------ Available records

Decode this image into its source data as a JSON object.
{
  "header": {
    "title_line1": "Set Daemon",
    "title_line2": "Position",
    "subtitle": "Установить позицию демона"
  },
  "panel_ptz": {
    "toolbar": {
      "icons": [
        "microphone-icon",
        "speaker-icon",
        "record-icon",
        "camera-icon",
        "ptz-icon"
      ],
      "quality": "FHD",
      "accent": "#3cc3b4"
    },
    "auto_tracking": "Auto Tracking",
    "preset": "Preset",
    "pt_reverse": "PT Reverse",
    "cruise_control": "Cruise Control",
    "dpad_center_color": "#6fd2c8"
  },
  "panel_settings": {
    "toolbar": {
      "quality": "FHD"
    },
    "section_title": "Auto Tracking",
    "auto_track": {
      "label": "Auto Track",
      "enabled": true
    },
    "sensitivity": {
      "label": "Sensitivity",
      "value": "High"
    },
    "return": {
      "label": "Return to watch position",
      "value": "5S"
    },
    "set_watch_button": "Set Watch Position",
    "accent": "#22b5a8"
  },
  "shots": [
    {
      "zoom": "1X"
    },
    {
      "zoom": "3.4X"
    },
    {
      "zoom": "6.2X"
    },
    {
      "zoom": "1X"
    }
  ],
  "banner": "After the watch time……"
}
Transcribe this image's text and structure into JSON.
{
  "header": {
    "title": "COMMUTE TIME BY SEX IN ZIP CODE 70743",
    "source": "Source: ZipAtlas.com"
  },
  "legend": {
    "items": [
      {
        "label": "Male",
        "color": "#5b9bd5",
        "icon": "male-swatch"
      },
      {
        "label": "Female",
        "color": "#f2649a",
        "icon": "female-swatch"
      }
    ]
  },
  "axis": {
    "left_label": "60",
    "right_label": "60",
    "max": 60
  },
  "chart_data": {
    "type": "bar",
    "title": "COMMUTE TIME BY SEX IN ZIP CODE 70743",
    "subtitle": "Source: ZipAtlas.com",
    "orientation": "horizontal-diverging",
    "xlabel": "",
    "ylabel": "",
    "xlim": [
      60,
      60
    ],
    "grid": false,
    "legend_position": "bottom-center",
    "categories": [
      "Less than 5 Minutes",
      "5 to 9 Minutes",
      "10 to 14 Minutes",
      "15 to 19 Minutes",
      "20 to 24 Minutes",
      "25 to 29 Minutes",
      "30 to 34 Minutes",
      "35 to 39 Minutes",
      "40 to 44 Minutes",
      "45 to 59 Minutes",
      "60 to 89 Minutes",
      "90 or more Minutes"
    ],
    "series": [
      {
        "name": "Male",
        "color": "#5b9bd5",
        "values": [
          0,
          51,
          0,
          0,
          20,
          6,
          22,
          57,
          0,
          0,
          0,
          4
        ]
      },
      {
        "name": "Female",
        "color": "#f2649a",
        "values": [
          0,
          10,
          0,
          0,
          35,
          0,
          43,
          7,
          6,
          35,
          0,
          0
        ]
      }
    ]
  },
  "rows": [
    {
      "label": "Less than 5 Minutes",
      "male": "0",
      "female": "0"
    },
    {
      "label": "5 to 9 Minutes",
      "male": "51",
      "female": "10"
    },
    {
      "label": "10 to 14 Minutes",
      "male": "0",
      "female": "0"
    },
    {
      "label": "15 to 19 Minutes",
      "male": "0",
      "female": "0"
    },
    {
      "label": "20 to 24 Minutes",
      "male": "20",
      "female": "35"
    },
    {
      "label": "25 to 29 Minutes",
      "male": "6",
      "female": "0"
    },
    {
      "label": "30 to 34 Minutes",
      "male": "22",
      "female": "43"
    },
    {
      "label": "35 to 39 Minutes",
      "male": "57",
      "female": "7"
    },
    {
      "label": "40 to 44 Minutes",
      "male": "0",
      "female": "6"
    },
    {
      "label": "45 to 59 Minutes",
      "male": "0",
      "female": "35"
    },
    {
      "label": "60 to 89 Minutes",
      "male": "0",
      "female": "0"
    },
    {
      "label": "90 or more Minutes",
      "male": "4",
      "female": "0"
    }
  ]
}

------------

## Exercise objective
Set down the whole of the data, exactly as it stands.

## Expected answer
Decode this image into its source data as a JSON object.
{
  "header": {
    "title_line1": "Set Daemon",
    "title_line2": "Position",
    "subtitle": "Установить позицию демона"
  },
  "panel_ptz": {
    "toolbar": {
      "icons": [
        "microphone-icon",
        "speaker-icon",
        "record-icon",
        "camera-icon",
        "ptz-icon"
      ],
      "quality": "FHD",
      "accent": "#3cc3b4"
    },
    "auto_tracking": "Auto Tracking",
    "preset": "Preset",
    "pt_reverse": "PT Reverse",
    "cruise_control": "Cruise Control",
    "dpad_center_color": "#6fd2c8"
  },
  "panel_settings": {
    "toolbar": {
      "quality": "FHD"
    },
    "section_title": "Auto Tracking",
    "auto_track": {
      "label": "Auto Track",
      "enabled": true
    },
    "sensitivity": {
      "label": "Sensitivity",
      "value": "High"
    },
    "return": {
      "label": "Return to watch position",
      "value": "5S"
    },
    "set_watch_button": "Set Watch Position",
    "accent": "#22b5a8"
  },
  "shots": [
    {
      "zoom": "1X"
    },
    {
      "zoom": "3.4X"
    },
    {
      "zoom": "6.2X"
    },
    {
      "zoom": "1X"
    }
  ],
  "banner": "After the watch time……"
}
Transcribe this image's text and structure into JSON.
{
  "header": {
    "title": "COMMUTE TIME BY SEX IN ZIP CODE 70743",
    "source": "Source: ZipAtlas.com"
  },
  "legend": {
    "items": [
      {
        "label": "Male",
        "color": "#5b9bd5",
        "icon": "male-swatch"
      },
      {
        "label": "Female",
        "color": "#f2649a",
        "icon": "female-swatch"
      }
    ]
  },
  "axis": {
    "left_label": "60",
    "right_label": "60",
    "max": 60
  },
  "chart_data": {
    "type": "bar",
    "title": "COMMUTE TIME BY SEX IN ZIP CODE 70743",
    "subtitle": "Source: ZipAtlas.com",
    "orientation": "horizontal-diverging",
    "xlabel": "",
    "ylabel": "",
    "xlim": [
      60,
      60
    ],
    "grid": false,
    "legend_position": "bottom-center",
    "categories": [
      "Less than 5 Minutes",
      "5 to 9 Minutes",
      "10 to 14 Minutes",
      "15 to 19 Minutes",
      "20 to 24 Minutes",
      "25 to 29 Minutes",
      "30 to 34 Minutes",
      "35 to 39 Minutes",
      "40 to 44 Minutes",
      "45 to 59 Minutes",
      "60 to 89 Minutes",
      "90 or more Minutes"
    ],
    "series": [
      {
        "name": "Male",
        "color": "#5b9bd5",
        "values": [
          0,
          51,
          0,
          0,
          20,
          6,
          22,
          57,
          0,
          0,
          0,
          4
        ]
      },
      {
        "name": "Female",
        "color": "#f2649a",
        "values": [
          0,
          10,
          0,
          0,
          35,
          0,
          43,
          7,
          6,
          35,
          0,
          0
        ]
      }
    ]
  },
  "rows": [
    {
      "label": "Less than 5 Minutes",
      "male": "0",
      "female": "0"
    },
    {
      "label": "5 to 9 Minutes",
      "male": "51",
      "female": "10"
    },
    {
      "label": "10 to 14 Minutes",
      "male": "0",
      "female": "0"
    },
    {
      "label": "15 to 19 Minutes",
      "male": "0",
      "female": "0"
    },
    {
      "label": "20 to 24 Minutes",
      "male": "20",
      "female": "35"
    },
    {
      "label": "25 to 29 Minutes",
      "male": "6",
      "female": "0"
    },
    {
      "label": "30 to 34 Minutes",
      "male": "22",
      "female": "43"
    },
    {
      "label": "35 to 39 Minutes",
      "male": "57",
      "female": "7"
    },
    {
      "label": "40 to 44 Minutes",
      "male": "0",
      "female": "6"
    },
    {
      "label": "45 to 59 Minutes",
      "male": "0",
      "female": "35"
    },
    {
      "label": "60 to 89 Minutes",
      "male": "0",
      "female": "0"
    },
    {
      "label": "90 or more Minutes",
      "male": "4",
      "female": "0"
    }
  ]
}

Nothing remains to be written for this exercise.